Xavier Rey, the curator of that exhibition and the d'Orsay Museum, explained: "Though man is body, man is desire and the human body responds to the desire .... But to represent the male sex in erection, raises an epidermal problem: where to draw the line between art and pornography? .... the Museum has made an artistic choice in deciding to not show penises in erection...." Elodie Cambrera's adds: "Many artists have tried to reproduce the victorious rods, whether Egon Schiele in his "naked self-portraits" or Jean Cocteau through his erotic drawings for the book "Querelles de Brest" by Jean Genet. The d'Orsay Museum, which exhibits these same artists, chose to pick among their most modestly correct works."

That article in Le Nouvel Observateur sparked a lively transatlantic email exchange between me and Nicole Canet – owner of the Au Bonheur du Jour gallery – who represented me in Paris from October 2004 to April 2018. We asked ourselves then: Why not reply to this glaring omission in the d'Orsay exhibition with our own gallery counter-exhibition titled: 'Verges victorieuses' that would feature some of my photographs of multicultural males with erect penisses? I had already started selecting images when late one night a rock was thrown through one of Canet's gallery storefront windows. She was still in the gallery at the time. Fearing further vandalism or other retaliation if she mounted that controversial show, the idea for a Verges victorieuses show was shelved.

Now, five years later, at 76, it is time to mount the 'Verges victorieuses' exhibition with 37 photographic portraits of my multicultural male models from 1993 to 2016. This exhibition is an attempt in some small way to rectify an historical imbalance where female nudity has routinely been exhibited while the male nude – especially when erect – has rarely been shown in a positive context devoid of a nagging obsolete moralism.

This exhibition sparked the immediate and unexpected rupture of my long association with Nicole Canet, at the Au Bonheur du Jour Gallery in Paris, who refused the full set photographic prints of this exhibition that I mailed her on the grounds that they went beyond her acceptable standards and would be of no interest to her clients.

The representation of an erect penis is by definition pornographic and proof of male sexual arousal either self-induced or involuntary as is often the case with healthy young males. That involuntary eroticized state though completely natural, can nonetheless be an embarrassment when, for example, a youthful wrestler displays in public his bulging singlets or, in my experience, a model apologizes for his erection while stripping for a photo shoot.

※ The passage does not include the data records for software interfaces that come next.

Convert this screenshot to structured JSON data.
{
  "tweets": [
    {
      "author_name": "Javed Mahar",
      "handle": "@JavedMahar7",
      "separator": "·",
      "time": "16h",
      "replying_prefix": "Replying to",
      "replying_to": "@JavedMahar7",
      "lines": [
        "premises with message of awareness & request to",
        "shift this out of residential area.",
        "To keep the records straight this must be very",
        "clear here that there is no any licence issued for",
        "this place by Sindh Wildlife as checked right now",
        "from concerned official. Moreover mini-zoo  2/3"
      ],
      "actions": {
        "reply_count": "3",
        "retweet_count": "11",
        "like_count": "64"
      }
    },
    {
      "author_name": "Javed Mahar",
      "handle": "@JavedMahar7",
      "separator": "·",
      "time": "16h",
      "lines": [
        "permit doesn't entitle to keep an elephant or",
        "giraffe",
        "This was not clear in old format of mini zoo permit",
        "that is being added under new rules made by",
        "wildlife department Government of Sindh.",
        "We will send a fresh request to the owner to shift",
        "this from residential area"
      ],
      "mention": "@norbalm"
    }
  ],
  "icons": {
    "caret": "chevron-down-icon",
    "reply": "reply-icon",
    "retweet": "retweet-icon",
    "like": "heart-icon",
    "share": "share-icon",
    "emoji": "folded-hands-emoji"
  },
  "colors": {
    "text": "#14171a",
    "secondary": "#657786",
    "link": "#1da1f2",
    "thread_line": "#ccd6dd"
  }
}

"It's not pornography, it's Art:" That familiar argument assumes the word 'pornography' is a purely negative value judgment when it is essentially a descriptive word of Classical Greek origin meaning: 'erotic (porno) + image (graphic).' The US Supreme Court argued from that negative position when it banned both images and the written word it deemed obscene, of no redeeming social value, and to which the First Amendment's guarantees of free speech did not apply.

In a world dominated by virtual reality in which in 2017, alone, Pornhub got 28.5 billion visits, a strong argument can be made that the millions of sexual images online serve to deter sex crimes and is an expression of safe sex that we all should promote. How many victims have been spared the horrors of AIDS, STDs, and even rape because of the positive social impact of pornography? Isn't that a redeeming social value? Couldn't a similar case be made for the legalization of prostitution?

All 37 prints of this exhibition are available as signed 8x12" photographs on archival Fuji paper. For details, email me: photosbybiron@me.com         

-Biron, San Francisco, April 20, 2018 (revised August 7, 2018)            

Photos by BIRON: Victorious rods – >        <– the Gallery

The black leather and several of the other costumes worn by the models courtesy of Peter Berlin.